Fort Dearborn was primarily acquired to build a battery of two 16-inch (406 mm) Mark IIMI ex-Navy guns, heavily protected by concrete and earth casemates. This was completed and test-fired in June 1944, and eventually superseded all other heavy guns in the Harbor Defenses of Portsmouth. It was initially called Battery 103 and later named Battery Seaman in honor of Colonel Claudius M. Seaman.[9] The battery remains today. A Plotting, Switchboard, and Radio (PSR) bunker housing a plotting room as part of the Coast Artillery fire control system is to the west of Battery 103. A companion battery, Battery 204, consisted of two 6-inch (152 mm) M1 guns in shielded barbette mounts with a large bunker between them containing magazines and fire control facilities.[10] This was also completed and test-fired in June 1944.[9] The battery is near the Seacoast Science Center, and today has several 16-inch shells displayed. A similar 6-inch battery (Battery 205) was built at Fort Foster but not armed.[11] Near Fort Dearborn at Pulpit Rock, short-range defense was provided by Anti-Motor Torpedo Boat Battery (AMTB) 951, consisting of four 90 mm guns, two on fixed mounts and two on towed mounts.[9] A similar 90 mm battery, AMTB 952, was built at Fort Foster, and AMTB 953 was planned for Fort Stark but never built.[12]

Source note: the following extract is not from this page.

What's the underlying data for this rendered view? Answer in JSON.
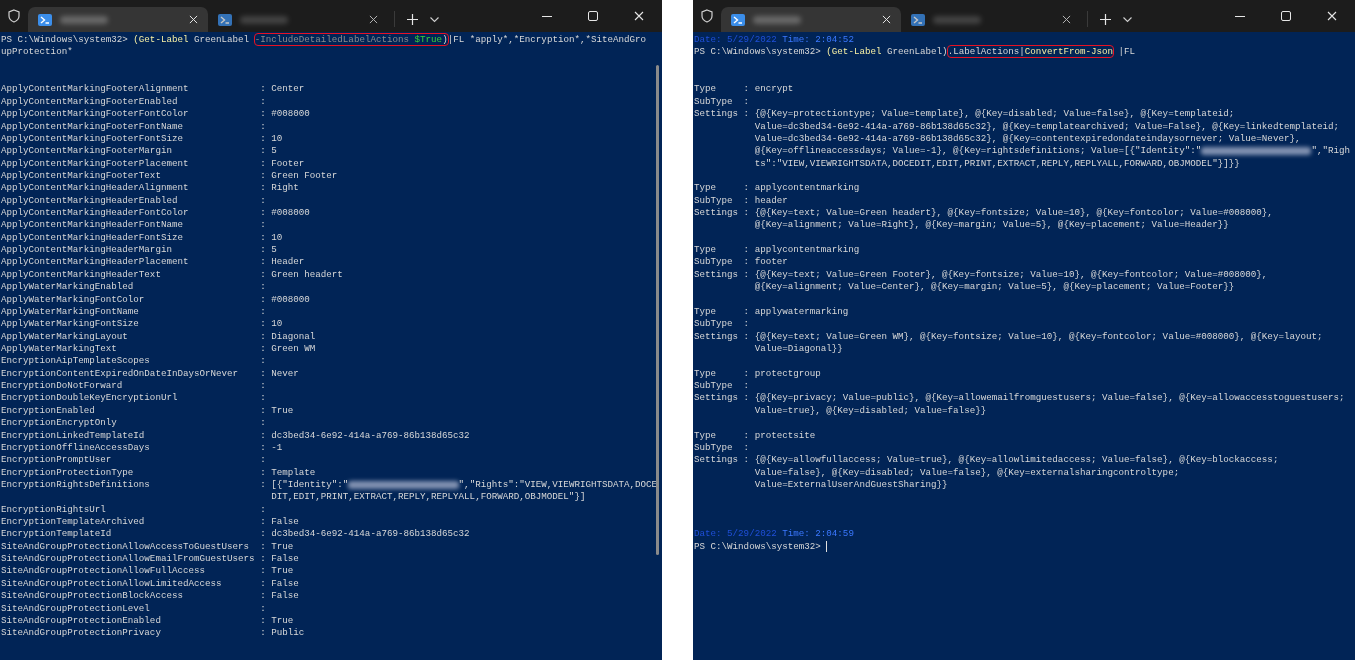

In 1948 Fort Dearborn was deactivated and all guns were scrapped.[9] The Pulpit Rock Base-End Station (N. 142), just outside of the park's southern boundary, is on the National Register of Historic Places, no. 10000188.[13]

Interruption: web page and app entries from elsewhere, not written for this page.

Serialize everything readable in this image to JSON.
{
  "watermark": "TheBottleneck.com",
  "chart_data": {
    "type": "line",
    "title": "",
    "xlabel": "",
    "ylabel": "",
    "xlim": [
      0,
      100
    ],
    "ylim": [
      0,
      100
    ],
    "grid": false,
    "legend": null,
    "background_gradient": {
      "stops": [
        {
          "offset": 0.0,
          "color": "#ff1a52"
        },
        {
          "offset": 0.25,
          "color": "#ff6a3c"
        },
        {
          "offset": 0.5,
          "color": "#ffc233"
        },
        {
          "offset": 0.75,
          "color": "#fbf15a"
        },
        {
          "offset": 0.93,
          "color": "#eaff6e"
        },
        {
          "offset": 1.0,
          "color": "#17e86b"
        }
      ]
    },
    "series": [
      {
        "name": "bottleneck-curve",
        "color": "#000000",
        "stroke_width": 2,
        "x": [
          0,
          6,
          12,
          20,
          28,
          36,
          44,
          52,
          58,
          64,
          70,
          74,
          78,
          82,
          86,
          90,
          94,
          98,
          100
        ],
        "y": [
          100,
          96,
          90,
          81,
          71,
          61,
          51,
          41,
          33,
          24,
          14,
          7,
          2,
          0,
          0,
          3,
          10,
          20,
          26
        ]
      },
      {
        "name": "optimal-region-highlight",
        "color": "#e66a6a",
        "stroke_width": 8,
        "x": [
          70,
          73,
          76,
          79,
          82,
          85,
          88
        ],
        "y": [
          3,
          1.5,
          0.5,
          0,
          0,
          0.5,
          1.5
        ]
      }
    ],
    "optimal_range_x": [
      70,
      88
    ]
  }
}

Rye Air Force Station[edit]

Part of Fort Dearborn was used as a radar station by the United States Air Force beginning in 1949, and in 1955 this became the Rye Air Force Station. This was an Air Defense Command radar site that also supported the nearby Pease Air Force Base of the Strategic Air Command. In 1957-59 Rye AFS was deactivated, but an unmanned "gap filler" radar remained active until 1968. Nothing remains of the Air Force installations.[9]

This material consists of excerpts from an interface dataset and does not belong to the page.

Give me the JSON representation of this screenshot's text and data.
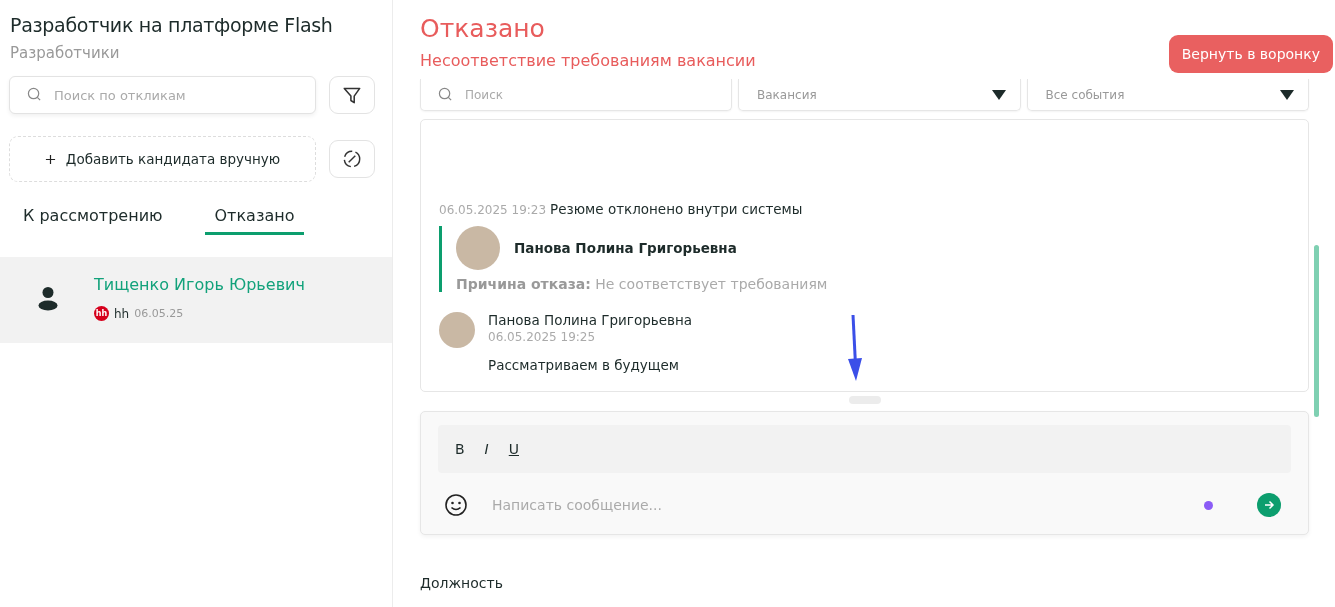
{
  "vacancy": {
    "title": "Разработчик на платформе Flash",
    "department": "Разработчики"
  },
  "sidebar": {
    "search": {
      "placeholder": "Поиск по откликам"
    },
    "add_button": "Добавить кандидата вручную",
    "tabs": [
      {
        "label": "К рассмотрению",
        "selected": false
      },
      {
        "label": "Отказано",
        "selected": true
      }
    ],
    "candidates": [
      {
        "name": "Тищенко Игорь Юрьевич",
        "source_badge": "hh",
        "source": "hh",
        "date": "06.05.25",
        "selected": true
      }
    ]
  },
  "status": {
    "title": "Отказано",
    "reason": "Несоответствие требованиям вакансии",
    "return_button": "Вернуть в воронку"
  },
  "filters": {
    "search": {
      "placeholder": "Поиск"
    },
    "dropdowns": [
      {
        "placeholder": "Вакансия"
      },
      {
        "placeholder": "Все события"
      }
    ]
  },
  "events": [
    {
      "kind": "rejection",
      "time": "06.05.2025 19:23",
      "text": "Резюме отклонено внутри системы",
      "author": "Панова Полина Григорьевна",
      "reason": "**Причина отказа:** Не соответствует требованиям"
    },
    {
      "kind": "comment",
      "author": "Панова Полина Григорьевна",
      "time": "06.05.2025 19:25",
      "text": "Рассматриваем в будущем"
    }
  ],
  "composer": {
    "format_buttons": [
      {
        "label": "B",
        "kind": "bold"
      },
      {
        "label": "I",
        "kind": "italic"
      },
      {
        "label": "U",
        "kind": "underline"
      }
    ],
    "placeholder": "Написать сообщение..."
  },
  "section_label": "Должность"
}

See also[edit]


  1. ^ "State Lands" (PDF). New Hampshire Department of Resources and Economic Development. July 2007. Retrieved September 29, 2020.
  2. ^ "Odiorne Point State Park". Geographic Names Information System. United States Geological Survey, United States Department of the Interior.
  3. ^ a b Lisa Mausolf, Preservation Consultant (March 2019). "New Hampshire State Parks: Mid-Century Modern (1945-1975): Historic Context Study" (PDF). New Hampshire Division of Parks and Recreation. p. 41. Retrieved September 29, 2020.
  4. ^ Odiorne Point State Park (official website)
  5. ^ a b Seacoast Science Center (official website)
  6. ^ Beth Daly (December 4, 2005). "Scientists find evidence of ancient forest". Boston Globe. The New York Times Company. Retrieved September 29, 2020.
  7. ^ Noyes, Libby & Davis (1928-39). Genealogical Dictionary of Maine & New Hampshire. Portland, ME: Genealogical Publishing Co.
  8. ^ Charles W. Brewster. "Old Pannaway:First NH Settlement". SeacoastNH.com. Retrieved 2008-08-01.
  9. ^ a b c d e f g Fort Dearborn at NorthAmericanForts.com
  10. ^ a b Fort Dearborn at FortWiki.com
  11. ^ a b Berhow, p. 205
  12. ^ Fort Stark at NorthAmericanForts.com
  13. ^ National Register of Historic Places asset detail web page
  14. ^ EDALHAB archives at the University of New Hampshire
  15. ^ Artist's concept of EDALHAB in operation with support vessel Lulu
  16. ^ Evaluation of EDALHAB and similar habitats
  • Berhow, Mark A., Ed. (2015). American Seacoast Defenses, A Reference Guide, Third Edition. McLean, Virginia: CDSG Press. ISBN 978-0-9748167-3-9.
  • Lewis, Emanuel Raymond (1979). Seacoast Fortifications of the United States. Annapolis: Leeward Publications. ISBN 978-0-929521-11-4.

External links[edit]